╔══

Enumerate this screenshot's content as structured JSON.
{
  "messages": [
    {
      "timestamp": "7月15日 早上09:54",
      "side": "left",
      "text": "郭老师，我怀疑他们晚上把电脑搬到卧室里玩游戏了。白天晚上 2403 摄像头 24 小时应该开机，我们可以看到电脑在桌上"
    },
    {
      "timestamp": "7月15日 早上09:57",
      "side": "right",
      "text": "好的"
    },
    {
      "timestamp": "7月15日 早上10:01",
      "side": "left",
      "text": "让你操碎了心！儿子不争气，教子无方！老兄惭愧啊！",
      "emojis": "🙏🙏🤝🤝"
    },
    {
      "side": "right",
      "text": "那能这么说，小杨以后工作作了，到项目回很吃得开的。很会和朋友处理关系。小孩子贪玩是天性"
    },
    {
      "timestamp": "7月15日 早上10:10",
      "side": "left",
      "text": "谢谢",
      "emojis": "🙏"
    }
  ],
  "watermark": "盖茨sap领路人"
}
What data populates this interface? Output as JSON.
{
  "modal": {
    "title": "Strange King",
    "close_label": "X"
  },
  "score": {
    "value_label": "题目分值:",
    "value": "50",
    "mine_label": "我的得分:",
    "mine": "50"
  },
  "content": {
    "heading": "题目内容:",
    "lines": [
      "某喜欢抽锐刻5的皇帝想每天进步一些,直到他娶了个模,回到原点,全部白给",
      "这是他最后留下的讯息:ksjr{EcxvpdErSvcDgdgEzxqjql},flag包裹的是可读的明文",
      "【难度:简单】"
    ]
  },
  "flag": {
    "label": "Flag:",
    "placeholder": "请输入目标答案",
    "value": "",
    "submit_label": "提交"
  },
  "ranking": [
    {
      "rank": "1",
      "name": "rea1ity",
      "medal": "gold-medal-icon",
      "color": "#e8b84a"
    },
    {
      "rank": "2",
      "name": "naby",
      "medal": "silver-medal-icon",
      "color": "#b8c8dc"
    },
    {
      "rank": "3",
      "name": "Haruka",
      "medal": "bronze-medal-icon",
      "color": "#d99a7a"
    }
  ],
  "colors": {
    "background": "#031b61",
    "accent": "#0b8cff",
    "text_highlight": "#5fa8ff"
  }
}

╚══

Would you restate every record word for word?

Enumerate this screenshot's content as structured JSON.
{
  "messages": [
    {
      "timestamp": "7月15日 早上09:54",
      "side": "left",
      "text": "郭老师，我怀疑他们晚上把电脑搬到卧室里玩游戏了。白天晚上 2403 摄像头 24 小时应该开机，我们可以看到电脑在桌上"
    },
    {
      "timestamp": "7月15日 早上09:57",
      "side": "right",
      "text": "好的"
    },
    {
      "timestamp": "7月15日 早上10:01",
      "side": "left",
      "text": "让你操碎了心！儿子不争气，教子无方！老兄惭愧啊！",
      "emojis": "🙏🙏🤝🤝"
    },
    {
      "side": "right",
      "text": "那能这么说，小杨以后工作作了，到项目回很吃得开的。很会和朋友处理关系。小孩子贪玩是天性"
    },
    {
      "timestamp": "7月15日 早上10:10",
      "side": "left",
      "text": "谢谢",
      "emojis": "🙏"
    }
  ],
  "watermark": "盖茨sap领路人"
}
What data populates this interface? Output as JSON.
{
  "modal": {
    "title": "Strange King",
    "close_label": "X"
  },
  "score": {
    "value_label": "题目分值:",
    "value": "50",
    "mine_label": "我的得分:",
    "mine": "50"
  },
  "content": {
    "heading": "题目内容:",
    "lines": [
      "某喜欢抽锐刻5的皇帝想每天进步一些,直到他娶了个模,回到原点,全部白给",
      "这是他最后留下的讯息:ksjr{EcxvpdErSvcDgdgEzxqjql},flag包裹的是可读的明文",
      "【难度:简单】"
    ]
  },
  "flag": {
    "label": "Flag:",
    "placeholder": "请输入目标答案",
    "value": "",
    "submit_label": "提交"
  },
  "ranking": [
    {
      "rank": "1",
      "name": "rea1ity",
      "medal": "gold-medal-icon",
      "color": "#e8b84a"
    },
    {
      "rank": "2",
      "name": "naby",
      "medal": "silver-medal-icon",
      "color": "#b8c8dc"
    },
    {
      "rank": "3",
      "name": "Haruka",
      "medal": "bronze-medal-icon",
      "color": "#d99a7a"
    }
  ],
  "colors": {
    "background": "#031b61",
    "accent": "#0b8cff",
    "text_highlight": "#5fa8ff"
  }
}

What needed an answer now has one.